By Lara Seligman - 03/18/13 09:00 AM EDT
More voters trust the Democratic Party than the Republican Party on budgetary issues, according to the results of a new poll for The Hill — even though a strong majority actually prefer Republican fiscal policies.
The discrepancy would appear to be rooted in the GOP’s image problem, as the party attempts to recover from a bruising general election and recalibrate for a new generation of voters.
Presented in that way, 55 percent of likely voters opted for a plan that would slash $5 trillion in government spending, provide for no additional tax revenue and balance the budget within 10 years — in essence, the path recommended by House Budget Committee Chairman Paul Ryan (R-Wis.) last week.
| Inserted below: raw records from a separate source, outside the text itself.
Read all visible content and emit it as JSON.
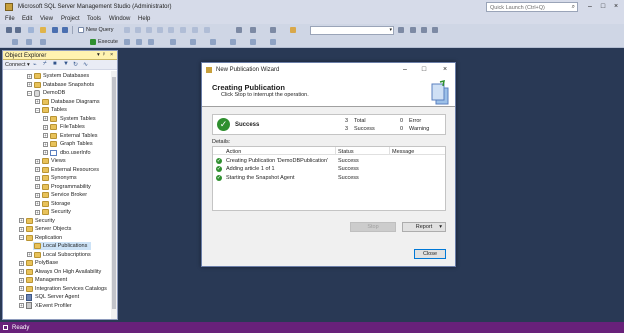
{
  "window": {
    "title": "Microsoft SQL Server Management Studio (Administrator)"
  },
  "quick_launch": {
    "placeholder": "Quick Launch (Ctrl+Q)"
  },
  "menu": [
    "File",
    "Edit",
    "View",
    "Project",
    "Tools",
    "Window",
    "Help"
  ],
  "toolbar": {
    "new_query": "New Query",
    "execute": "Execute"
  },
  "object_explorer": {
    "title": "Object Explorer",
    "connect": "Connect",
    "tree": [
      "System Databases",
      "Database Snapshots",
      "DemoDB",
      "Database Diagrams",
      "Tables",
      "System Tables",
      "FileTables",
      "External Tables",
      "Graph Tables",
      "dbo.userInfo",
      "Views",
      "External Resources",
      "Synonyms",
      "Programmability",
      "Service Broker",
      "Storage",
      "Security",
      "Security",
      "Server Objects",
      "Replication",
      "Local Publications",
      "Local Subscriptions",
      "PolyBase",
      "Always On High Availability",
      "Management",
      "Integration Services Catalogs",
      "SQL Server Agent",
      "XEvent Profiler"
    ]
  },
  "status": {
    "text": "Ready"
  },
  "dialog": {
    "title": "New Publication Wizard",
    "heading": "Creating Publication",
    "subheading": "Click Stop to interrupt the operation.",
    "summary": {
      "status": "Success",
      "total_count": "3",
      "total_label": "Total",
      "success_count": "3",
      "success_label": "Success",
      "error_count": "0",
      "error_label": "Error",
      "warning_count": "0",
      "warning_label": "Warning"
    },
    "details_label": "Details:",
    "columns": [
      "Action",
      "Status",
      "Message"
    ],
    "rows": [
      {
        "action": "Creating Publication 'DemoDBPublication'",
        "status": "Success",
        "message": ""
      },
      {
        "action": "Adding article 1 of 1",
        "status": "Success",
        "message": ""
      },
      {
        "action": "Starting the Snapshot Agent",
        "status": "Success",
        "message": ""
      }
    ],
    "buttons": {
      "stop": "Stop",
      "report": "Report",
      "close": "Close"
    }
  },
  "colors": {
    "accent": "#68217a",
    "workspace": "#293955",
    "success": "#2f8f2f"
  }
}
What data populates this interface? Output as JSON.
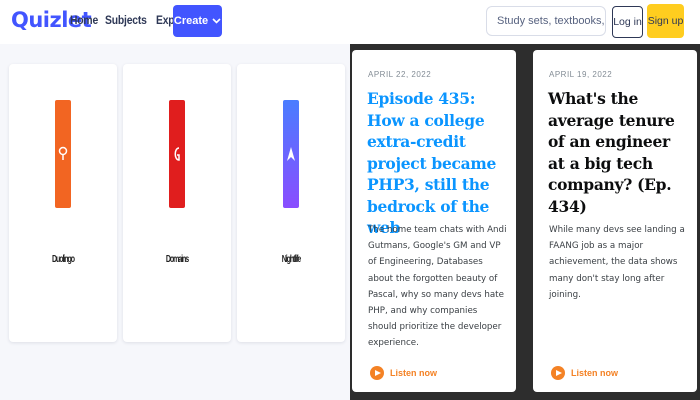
{
  "quizlet": {
    "logo": "Quizlet",
    "nav": [
      "Home",
      "Subjects",
      "Explanations"
    ],
    "create_label": "Create",
    "search_placeholder": "Study sets, textbooks, ...",
    "login_label": "Log in",
    "signup_label": "Sign up",
    "accent": "#4255ff",
    "cards": [
      {
        "icon": "orange-app-logo",
        "color": "#f26522",
        "caption": "Duolingo"
      },
      {
        "icon": "red-app-logo",
        "color": "#e01e1e",
        "caption": "Domains"
      },
      {
        "icon": "blue-arrow-app-logo",
        "color": "#6a5bff",
        "caption": "Nightlife"
      }
    ]
  },
  "podcast": {
    "cards": [
      {
        "date": "APRIL 22, 2022",
        "title": "Episode 435: How a college extra-credit project became PHP3, still the bedrock of the web",
        "title_color": "#0a95ff",
        "description": "The home team chats with Andi Gutmans, Google's GM and VP of Engineering, Databases about the forgotten beauty of Pascal, why so many devs hate PHP, and why companies should prioritize the developer experience.",
        "listen_label": "Listen now"
      },
      {
        "date": "APRIL 19, 2022",
        "title": "What's the average tenure of an engineer at a big tech company? (Ep. 434)",
        "title_color": "#0c0d0e",
        "description": "While many devs see landing a FAANG job as a major achievement, the data shows many don't stay long after joining.",
        "listen_label": "Listen now"
      }
    ],
    "accent": "#f48225"
  }
}
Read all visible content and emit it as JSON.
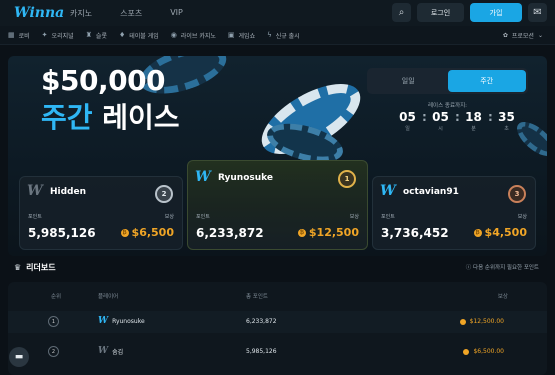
{
  "header": {
    "logo": "Winna",
    "nav": [
      "카지노",
      "스포츠",
      "VIP"
    ],
    "login_label": "로그인",
    "join_label": "가입"
  },
  "categories": [
    {
      "icon": "grid-icon",
      "label": "로비"
    },
    {
      "icon": "star-icon",
      "label": "오리지널"
    },
    {
      "icon": "slot-icon",
      "label": "슬롯"
    },
    {
      "icon": "cards-icon",
      "label": "테이블 게임"
    },
    {
      "icon": "live-icon",
      "label": "라이브 카지노"
    },
    {
      "icon": "gameshow-icon",
      "label": "게임쇼"
    },
    {
      "icon": "bolt-icon",
      "label": "신규 출시"
    }
  ],
  "promo_label": "프로모션",
  "hero": {
    "amount": "$50,000",
    "title_accent": "주간",
    "title_rest": "레이스",
    "tabs": [
      "일일",
      "주간"
    ],
    "active_tab": "주간",
    "ends_label": "레이스 종료까지:",
    "countdown": [
      {
        "value": "05",
        "unit": "일"
      },
      {
        "value": "05",
        "unit": "시"
      },
      {
        "value": "18",
        "unit": "분"
      },
      {
        "value": "35",
        "unit": "초"
      }
    ]
  },
  "podium": [
    {
      "rank": "2",
      "name": "Hidden",
      "points_label": "포인트",
      "points": "5,985,126",
      "prize_label": "보상",
      "prize": "$6,500"
    },
    {
      "rank": "1",
      "name": "Ryunosuke",
      "points_label": "포인트",
      "points": "6,233,872",
      "prize_label": "보상",
      "prize": "$12,500"
    },
    {
      "rank": "3",
      "name": "octavian91",
      "points_label": "포인트",
      "points": "3,736,452",
      "prize_label": "보상",
      "prize": "$4,500"
    }
  ],
  "leaderboard": {
    "title": "리더보드",
    "note": "다음 순위까지 필요한 포인트",
    "columns": [
      "순위",
      "플레이어",
      "총 포인트",
      "보상"
    ],
    "rows": [
      {
        "rank": "1",
        "player": "Ryunosuke",
        "points": "6,233,872",
        "prize": "$12,500.00"
      },
      {
        "rank": "2",
        "player": "숨김",
        "points": "5,985,126",
        "prize": "$6,500.00"
      }
    ]
  },
  "colors": {
    "accent": "#1aa6e4",
    "gold": "#f0a526",
    "background": "#0b1117"
  }
}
This was almost twice as many voters as opted for a proposal that would include $1 trillion in added tax revenue as well as $100 billion in infrastructure spending, and which would reduce the deficit without eradicating it.
Only 28 percent of voters preferred this option, which reflects the proposal put forth by Senate Budget Committee Chairwoman Patty Murray (D-Wash.) last week.
An even stronger majority of respondents, 65 percent, said U.S. budget deficits should be reduced mostly by cutting spending rather than by raising taxes. Just 24 percent said the budget should be balanced mostly by increasing revenue.
In general, Democrats favor a much greater emphasis on tax revenue than do Republicans, most of whom are adamantly opposed to any increased taxes at all.
Notably, many respondents who identified themselves as Democrats actually supported key Republican proposals, according to The Hill poll. Just 44 percent of Democrats said budget deficits should be reduced mostly by raising taxes, while slightly fewer, 40 percent, said balance should be achieved mostly by reining in spending.
By contrast, a strong majority of Republicans toed the party line. Eighty-eight percent, said deficits should be reduced by cutting spending, while just 7 percent said the budget should be balanced by increasing revenue.
However, as soon as respondents heard the words “Republican” and “Democrat,” the picture changed drastically. A plurality of voters, 35 percent, said they trust the Democrats more on budgetary issues, while 30 percent said they trust the Republicans more. A full 34 percent said they trust neither party.
These findings buttress the impression that the Republican label itself incites mistrust among many voters.
Since the 2012 election, which saw GOP losses in Congress as well as President Obama’s reelection, the party has become increasingly divided over how to restore its tarnished reputation.
Speeches by two rising stars to activists at the Conservative Political Action Conference last week reflected the party’s identity crisis. Florida Sen. Marco Rubio declared that the GOP does not “need a new idea,” while Kentucky Sen. Rand Paul called for a new Republican Party based on libertarian ideals to supplant a GOP that he charged had “grown stale.”
One issue around which most of the party’s constituency can coalesce is the objection to President Obama’s healthcare overhaul. The GOP budget put forth by Ryan assumes that most of the healthcare reform law should be repealed.
Notably, a plurality of respondents in The Hill poll agreed with Ryan’s assumption: Forty-five percent of voters said ObamaCare should be fully repealed, while just 37 percent said the law should be fully implemented.
The findings came from a nationwide survey of 1,000 likely voters conducted on March 14 by Pulse Opinion Research.